Out of 12 patients, 3 patients had positive excision margins (2 positive peripheral margins and 1 positive renal vein margins). Of the 2 who had positive peripheral margins, 1 had pT3bN0M0 disease, and the other had pT3cN1M0. Both subsequently developed metastatic disease and were treated with localised radiotherapy. Both of these patients continued to have stable disease at 2 years. The patient with a pT3bN0M0 positive renal vein margin died post-operatively secondary to candidal septicaemia.
Patients were followed for a mean of 14 months. Of these patients 4 were found to have metastatic disease and were treated with salvage radiotherapy.
Radical nephrectomy with vena cava thrombectomy remains the only curative option for RCC with IVC thrombus3. This is a complex urological procedure, and there are various techniques described. A flank incision offers good access to renal hilum and infra-hepatic vena cava, and is appropriate for well-selected cases4.
Most of our patients who had RCC with IVC thrombus were asymptomatic on initial presentation (22 out of 29 patients). Most of these were detected incidentally on imaging studies. The triad of haematuria, flank pain and mass for detection of RCC is now outdated with the increased usage of various imaging modalities. This has led to down-staging of tumour and reduced the complexity of the caval thrombus that is presenting, making flank incisions an ideal surgical approach.
Establishing the extent of IVC thrombus pre-operatively in these cases is essential. CT is useful for initial diagnosis. However, more precise imaging such as Doppler ultrasound, trans-oesophageal echocardiogram or MRI with gadolinium is recommended. MRI is considered the gold standard as it more sensitive and specific to assess intravascular involvement of tumour5. IVC thrombus extension is classified according to the Neves-Zincke classification, which correlates with prognosis (
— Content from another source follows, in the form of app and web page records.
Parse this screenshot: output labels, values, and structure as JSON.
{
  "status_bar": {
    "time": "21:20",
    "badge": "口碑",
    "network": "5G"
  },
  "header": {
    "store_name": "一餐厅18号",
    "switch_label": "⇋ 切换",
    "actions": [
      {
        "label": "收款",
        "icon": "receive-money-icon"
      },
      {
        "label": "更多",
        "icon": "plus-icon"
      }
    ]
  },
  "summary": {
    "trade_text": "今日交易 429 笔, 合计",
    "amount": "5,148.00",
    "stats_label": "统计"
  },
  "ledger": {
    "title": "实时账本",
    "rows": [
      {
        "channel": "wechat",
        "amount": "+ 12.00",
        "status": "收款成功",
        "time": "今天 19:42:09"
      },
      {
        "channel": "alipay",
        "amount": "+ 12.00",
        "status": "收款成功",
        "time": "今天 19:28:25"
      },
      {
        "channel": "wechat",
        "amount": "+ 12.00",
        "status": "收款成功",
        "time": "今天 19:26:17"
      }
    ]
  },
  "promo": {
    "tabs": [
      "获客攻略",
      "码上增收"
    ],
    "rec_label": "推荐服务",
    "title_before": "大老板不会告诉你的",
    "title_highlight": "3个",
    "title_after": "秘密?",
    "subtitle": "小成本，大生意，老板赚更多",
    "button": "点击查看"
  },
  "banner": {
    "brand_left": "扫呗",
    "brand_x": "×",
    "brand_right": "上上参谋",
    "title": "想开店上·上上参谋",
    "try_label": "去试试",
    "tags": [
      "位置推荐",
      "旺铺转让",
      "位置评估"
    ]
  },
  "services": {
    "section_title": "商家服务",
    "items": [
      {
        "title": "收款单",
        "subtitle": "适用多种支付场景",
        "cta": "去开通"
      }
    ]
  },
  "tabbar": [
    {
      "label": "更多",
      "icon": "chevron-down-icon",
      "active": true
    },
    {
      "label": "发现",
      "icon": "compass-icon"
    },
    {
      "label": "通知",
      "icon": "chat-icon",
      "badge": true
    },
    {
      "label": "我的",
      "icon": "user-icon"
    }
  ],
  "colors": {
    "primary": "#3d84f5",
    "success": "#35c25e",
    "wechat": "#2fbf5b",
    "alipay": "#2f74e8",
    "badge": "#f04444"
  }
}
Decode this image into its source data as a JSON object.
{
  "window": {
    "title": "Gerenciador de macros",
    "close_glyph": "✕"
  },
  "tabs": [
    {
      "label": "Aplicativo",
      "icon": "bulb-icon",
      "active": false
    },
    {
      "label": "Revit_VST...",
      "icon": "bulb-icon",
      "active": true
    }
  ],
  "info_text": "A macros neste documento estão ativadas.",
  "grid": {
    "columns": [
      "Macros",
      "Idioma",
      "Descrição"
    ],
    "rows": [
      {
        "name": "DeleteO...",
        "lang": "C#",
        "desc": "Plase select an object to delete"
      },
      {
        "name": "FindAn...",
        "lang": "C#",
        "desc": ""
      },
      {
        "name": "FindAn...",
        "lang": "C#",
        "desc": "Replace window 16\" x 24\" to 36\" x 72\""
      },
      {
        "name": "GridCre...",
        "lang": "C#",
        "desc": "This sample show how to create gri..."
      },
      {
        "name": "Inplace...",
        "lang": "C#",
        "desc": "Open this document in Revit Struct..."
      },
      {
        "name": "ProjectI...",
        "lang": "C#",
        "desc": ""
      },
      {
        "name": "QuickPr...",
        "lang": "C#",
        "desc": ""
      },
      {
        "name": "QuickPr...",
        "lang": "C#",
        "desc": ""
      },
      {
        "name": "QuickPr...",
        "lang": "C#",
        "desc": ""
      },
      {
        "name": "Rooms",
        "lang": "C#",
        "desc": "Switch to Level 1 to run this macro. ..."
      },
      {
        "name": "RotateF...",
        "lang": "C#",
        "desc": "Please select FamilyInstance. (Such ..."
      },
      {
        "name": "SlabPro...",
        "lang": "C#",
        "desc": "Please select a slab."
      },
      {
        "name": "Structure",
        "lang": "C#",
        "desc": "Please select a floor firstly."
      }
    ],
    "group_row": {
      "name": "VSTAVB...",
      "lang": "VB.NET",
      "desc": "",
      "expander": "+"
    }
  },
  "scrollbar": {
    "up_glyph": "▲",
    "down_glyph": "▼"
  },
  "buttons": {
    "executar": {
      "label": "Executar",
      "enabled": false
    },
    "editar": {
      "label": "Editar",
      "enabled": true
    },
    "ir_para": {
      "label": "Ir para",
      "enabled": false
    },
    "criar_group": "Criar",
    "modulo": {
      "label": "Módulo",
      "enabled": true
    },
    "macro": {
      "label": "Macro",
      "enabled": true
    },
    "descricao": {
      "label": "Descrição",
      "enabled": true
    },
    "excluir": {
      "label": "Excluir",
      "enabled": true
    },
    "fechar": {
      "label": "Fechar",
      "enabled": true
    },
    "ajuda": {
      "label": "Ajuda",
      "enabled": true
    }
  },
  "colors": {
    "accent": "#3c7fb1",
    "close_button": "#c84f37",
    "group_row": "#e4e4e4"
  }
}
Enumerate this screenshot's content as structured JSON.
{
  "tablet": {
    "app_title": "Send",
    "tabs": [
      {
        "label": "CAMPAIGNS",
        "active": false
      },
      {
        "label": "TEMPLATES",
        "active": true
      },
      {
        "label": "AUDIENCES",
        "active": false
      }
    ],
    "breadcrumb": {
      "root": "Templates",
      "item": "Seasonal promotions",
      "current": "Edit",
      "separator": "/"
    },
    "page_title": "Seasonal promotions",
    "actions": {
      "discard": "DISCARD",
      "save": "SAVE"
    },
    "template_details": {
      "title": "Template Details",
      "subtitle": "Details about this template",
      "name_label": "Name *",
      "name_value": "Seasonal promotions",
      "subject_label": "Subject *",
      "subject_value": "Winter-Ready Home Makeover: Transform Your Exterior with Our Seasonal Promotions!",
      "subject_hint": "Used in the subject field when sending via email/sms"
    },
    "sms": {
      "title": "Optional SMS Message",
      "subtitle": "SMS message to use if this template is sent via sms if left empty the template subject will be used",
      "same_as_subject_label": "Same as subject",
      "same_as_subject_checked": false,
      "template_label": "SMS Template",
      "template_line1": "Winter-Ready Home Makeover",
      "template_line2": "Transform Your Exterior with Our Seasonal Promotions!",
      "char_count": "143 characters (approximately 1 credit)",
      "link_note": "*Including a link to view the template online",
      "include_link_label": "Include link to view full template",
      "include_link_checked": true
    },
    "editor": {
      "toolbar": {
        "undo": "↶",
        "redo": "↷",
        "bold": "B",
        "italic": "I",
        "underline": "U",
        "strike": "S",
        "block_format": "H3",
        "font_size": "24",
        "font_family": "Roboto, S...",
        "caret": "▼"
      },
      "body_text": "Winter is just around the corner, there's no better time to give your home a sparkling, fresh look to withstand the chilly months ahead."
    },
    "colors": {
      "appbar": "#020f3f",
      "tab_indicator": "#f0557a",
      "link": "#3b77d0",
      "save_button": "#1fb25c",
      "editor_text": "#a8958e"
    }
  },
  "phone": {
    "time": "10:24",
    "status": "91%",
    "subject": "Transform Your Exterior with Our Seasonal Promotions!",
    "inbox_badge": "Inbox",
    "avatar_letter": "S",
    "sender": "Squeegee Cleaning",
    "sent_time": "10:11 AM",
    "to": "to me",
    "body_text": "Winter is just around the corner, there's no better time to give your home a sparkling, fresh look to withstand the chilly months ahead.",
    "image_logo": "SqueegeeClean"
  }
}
For our patients, the surgical approach taken to expose the kidneys is through an eleventh-rib resection. If better exposure is needed, the incision is extended into a Chevron’s incision, or laterally into a thoraco-abdominal incision. This is then followed by complete mobilisation of the kidney within the Gerota’s fascia, and careful dissection of the adrenal gland from the kidney. The main renal artery is isolated and, alongside the proximal ureter, is secured with vessel loops. This is followed by cross-clamping of the renal artery with a bulldog vascular clamp. The renal tumour is then resected.
Our average operating time was 138 minutes. The average blood loss was 589.16mls, and only 3 patients required transfusion post-operatively. Our average patient length of stay was 12 days. Analysis of our data and grading of complications with the Clavien-Dindo classification suggests that flank incision is a safe and effective option for RCC with IVC thrombus. Out of 12 patients who were operated, 1 had Grade IIIa complication requiring drainage of a subphrenic abscess, and 1 had Grade V complication (death) as a result of sepsis. 7 out of 11 patients remained disease-free after an average of 14 months follow-up.
Advanced RCC with IVC thrombus carries a high mortality rate, and a radical nephrectomy and IVC thrombectomy remains the only curative option. A flank incision is a safe and effective option for this complex procedure in well-selected cases.